Despite the "no security concerns" claim, however, there's one very good reason to use a more modern Windows operating system: it's safer. Microsoft continues to add new security controls that make it harder for attackers to exploit and take control of Windows devices.
By contrast, paying for security patches isn't a foolproof way to keep Windows XP systems secure. For starters, Microsoft has stopped supporting older versions of Internet Explorer, and ceased issuing updates and signatures for XP's built-in anti-virus tool, Security Essentials. Although alternatives are available, many users no doubt continue to use those tools, including IE6, on which some older applications rely.
What's also worrying are the flurry of critical flaws that continue to be found in all versions of Windows operating systems - including XP - that attackers can exploit to gain full control of a system. Some of these flaws have been mitigated, via patches, in new versions of Windows. But the U.S. Computer Emergency Response Team has warned that other flaws - for example, affecting Windows XP, 2000, and 2003 - simply cannot be mitigated.
Met: First Outed in 2015
The Met's continuing XP reliance was first revealed last year by tech site Motherboard, which found via a Freedom of Information Act request that the police force was still using 35,640 PCs running Windows XP.
Motherboard asked for a detailed breakdown of which departments still used the outdated operating system, but the Met said it couldn't provide such an answer. "This is because many systems are shared and do not necessarily belong to an individual. MPS colleagues are able to hot desk between buildings.

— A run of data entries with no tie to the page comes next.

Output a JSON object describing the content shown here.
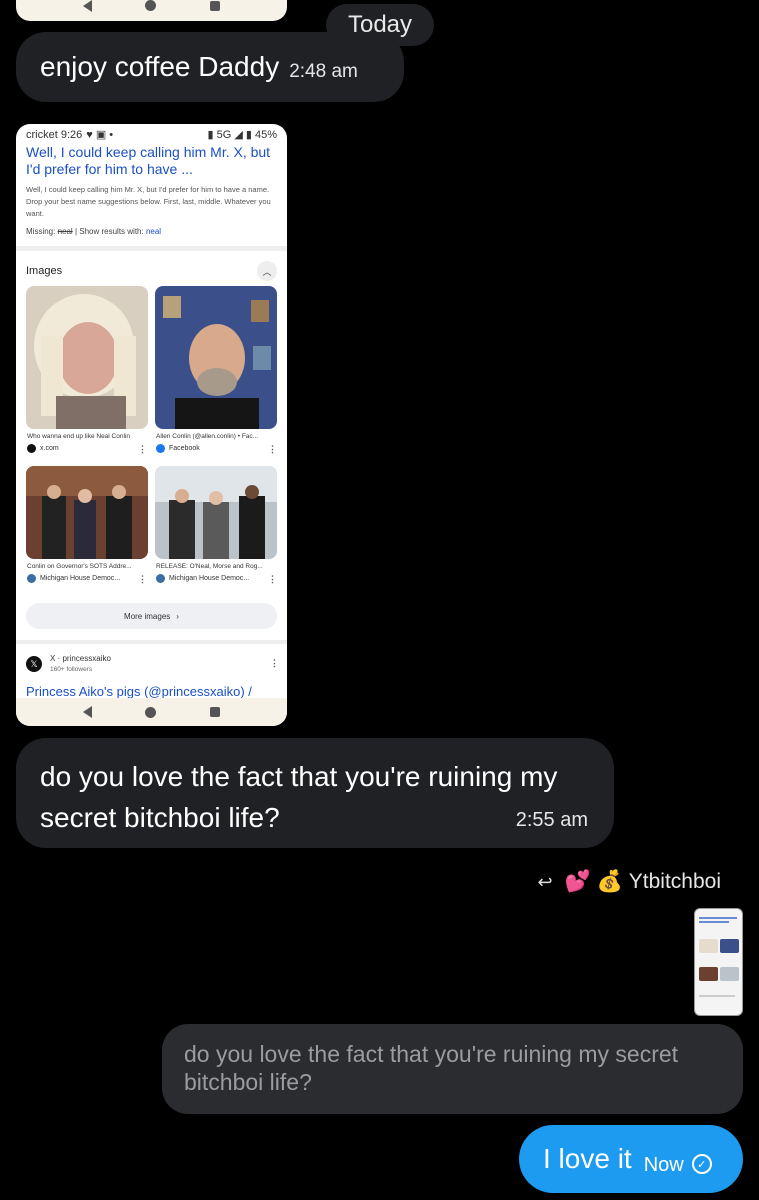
{
  "day_separator": "Today",
  "messages": [
    {
      "text": "enjoy coffee Daddy",
      "time": "2:48 am"
    },
    {
      "text": "do you love the fact that you're ruining my secret bitchboi life?",
      "time": "2:55 am"
    }
  ],
  "shared_screenshot": {
    "status": {
      "carrier": "cricket 9:26",
      "battery": "45%"
    },
    "result_title": "Well, I could keep calling him Mr. X, but I'd prefer for him to have ...",
    "result_snippet": "Well, I could keep calling him Mr. X, but I'd prefer for him to have a name. Drop your best name suggestions below. First, last, middle. Whatever you want.",
    "missing_label": "Missing:",
    "missing_word": "neal",
    "show_results_label": "| Show results with:",
    "show_results_link": "neal",
    "images_heading": "Images",
    "images": [
      {
        "caption": "Who wanna end up like Neal Conlin",
        "source": "x.com"
      },
      {
        "caption": "Allen Conlin (@allen.conlin) • Fac...",
        "source": "Facebook"
      },
      {
        "caption": "Conlin on Governor's SOTS Addre...",
        "source": "Michigan House Democ..."
      },
      {
        "caption": "RELEASE: O'Neal, Morse and Rog...",
        "source": "Michigan House Democ..."
      }
    ],
    "more_images_label": "More images",
    "x_result": {
      "site": "X · princessxaiko",
      "followers": "160+ followers",
      "title": "Princess Aiko's pigs (@princessxaiko) /"
    }
  },
  "reply_header": {
    "emojis": "💕 💰",
    "name": "Ytbitchboi"
  },
  "quoted_text": "do you love the fact that you're ruining my secret bitchboi life?",
  "outgoing": {
    "text": "I love it",
    "time": "Now"
  }
}
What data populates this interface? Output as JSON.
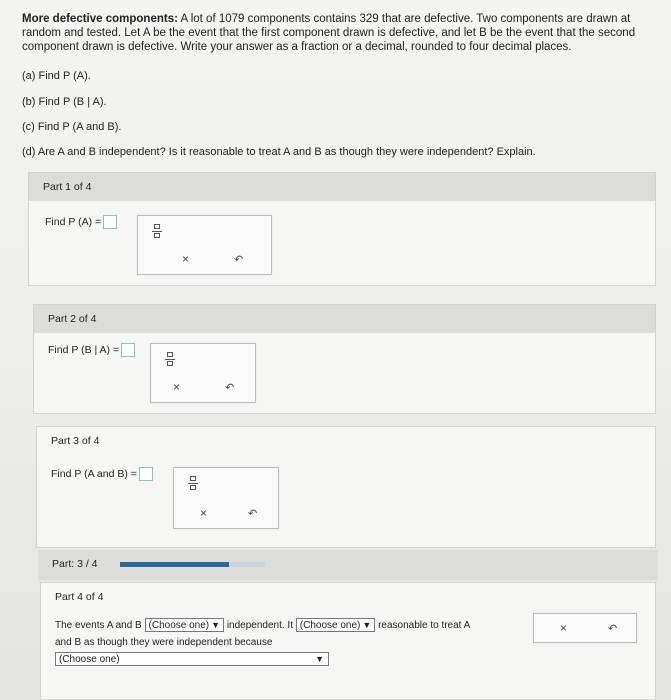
{
  "problem": {
    "title": "More defective components:",
    "line1": " A lot of 1079 components contains 329 that are defective. Two components are drawn at",
    "line2": "random and tested. Let A be the event that the first component drawn is defective, and let B be the event that the second",
    "line3": "component drawn is defective. Write your answer as a fraction or a decimal, rounded to four decimal places."
  },
  "questions": {
    "a": "(a) Find P (A).",
    "b": "(b) Find P (B | A).",
    "c": "(c) Find P (A and B).",
    "d": "(d) Are A and B independent? Is it reasonable to treat A and B as though they were independent? Explain."
  },
  "parts": [
    {
      "header": "Part 1 of 4",
      "prompt": "Find P (A) ="
    },
    {
      "header": "Part 2 of 4",
      "prompt": "Find P (B | A) ="
    },
    {
      "header": "Part 3 of 4",
      "prompt": "Find P (A and B) ="
    },
    {
      "header": "Part 4 of 4"
    }
  ],
  "progress": {
    "label": "Part: 3 / 4",
    "fraction": 0.75
  },
  "part4": {
    "text1": "The events A and B",
    "select1": "(Choose one)",
    "text2": "independent. It",
    "select2": "(Choose one)",
    "text3": "reasonable to treat A",
    "text4": "and B as though they were independent because",
    "select3": "(Choose one)"
  },
  "tools": {
    "clear": "×",
    "undo": "↶"
  },
  "icons": {
    "fraction": "fraction-template-icon",
    "dropdown": "triangle-down-icon"
  }
}
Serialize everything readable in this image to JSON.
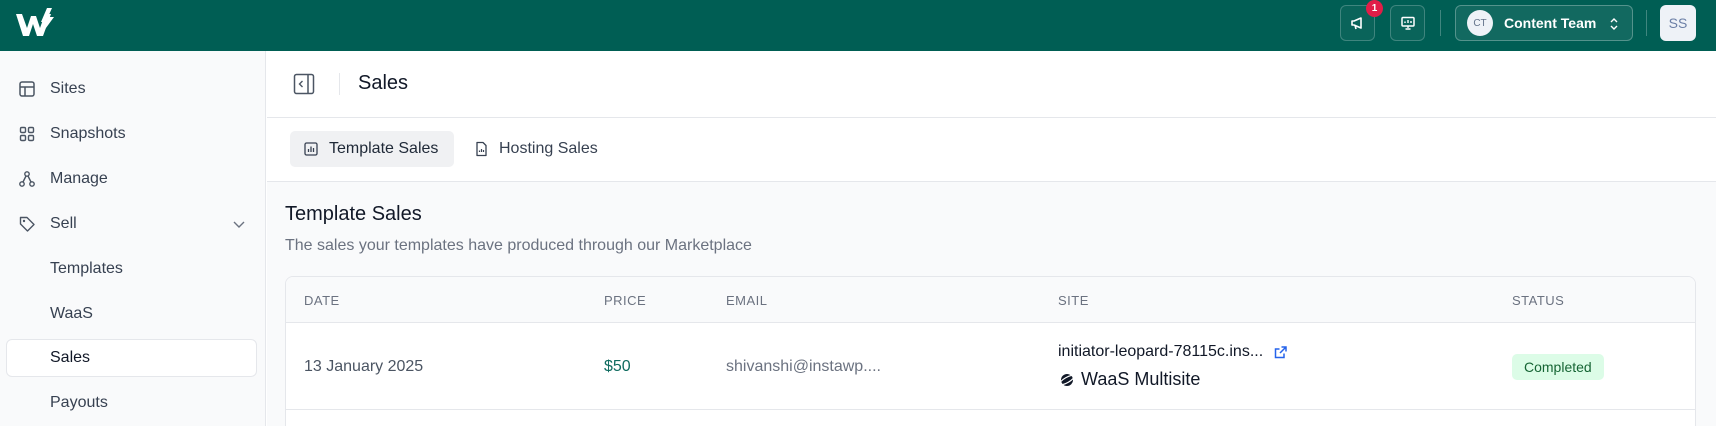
{
  "topbar": {
    "notification_count": "1",
    "team_initials": "CT",
    "team_name": "Content Team",
    "user_initials": "SS"
  },
  "sidebar": {
    "items": [
      {
        "label": "Sites",
        "icon": "layout-icon"
      },
      {
        "label": "Snapshots",
        "icon": "grid-icon"
      },
      {
        "label": "Manage",
        "icon": "network-icon"
      },
      {
        "label": "Sell",
        "icon": "tag-icon"
      },
      {
        "label": "Templates"
      },
      {
        "label": "WaaS"
      },
      {
        "label": "Sales"
      },
      {
        "label": "Payouts"
      }
    ],
    "active": "Sales"
  },
  "header": {
    "title": "Sales"
  },
  "tabs": [
    {
      "label": "Template Sales",
      "icon": "chart-icon",
      "active": true
    },
    {
      "label": "Hosting Sales",
      "icon": "document-icon",
      "active": false
    }
  ],
  "section": {
    "title": "Template Sales",
    "subtitle": "The sales your templates have produced through our Marketplace"
  },
  "table": {
    "columns": [
      "DATE",
      "PRICE",
      "EMAIL",
      "SITE",
      "STATUS"
    ],
    "rows": [
      {
        "date": "13 January 2025",
        "price": "$50",
        "email": "shivanshi@instawp....",
        "site": "initiator-leopard-78115c.ins...",
        "plan": "WaaS Multisite",
        "status": "Completed"
      }
    ]
  },
  "colors": {
    "topbar": "#005e54",
    "accent_price": "#0f6b5f",
    "status_bg": "#dcfce7",
    "status_text": "#166534",
    "badge": "#e11d48"
  }
}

Therefore this information you seek is not held," read the response it received.
Move to Windows 8.1 Questioned
Since then, the Met says that it has migrated 8,000 of the PCs running XP to a newer version, and says it plans to update another 6,000 by next month, leaving 21,000 XP systems outstanding. "Further plans are being developed to address the remaining XP desktops including reducing the overall number used by the organization, replacing with laptops, tablets and disposing of equipment that cannot support Windows 8.1 and beyond," Dijeh says.
But Assembly Member Boff has also criticized the police force for only moving to Windows 8.1, which Microsoft will stop supporting - except for organizations that pony up for pricey extended-support contracts - in January 2018.
"I also question the choice to upgrade to Windows 8.1; this is neither the newest version of Windows nor the most used version of the software," he says. "Staff are likely to be more familiar with Windows 10, but most importantly it will be supported further into the future."
The Met, however, says that its only option was a move to Windows 8.1. "Upgrading our legacy systems to Windows 8.1 was the only approach recommended by Microsoft, as there was no direct upgrade path to Windows 10," Dijeh says. "Once completed it will be more straightforward to make the next upgrade to Windows 10 as they share a common kernel - we are starting to work with Microsoft on the upgrade to Windows 10."
If the Met continues at its current migration pace, however, it will just about have finished its migrating from Windows XP to Windows 8.1 by January 2018. At that point, this whole extended-Windows-support rigmarole may begin again.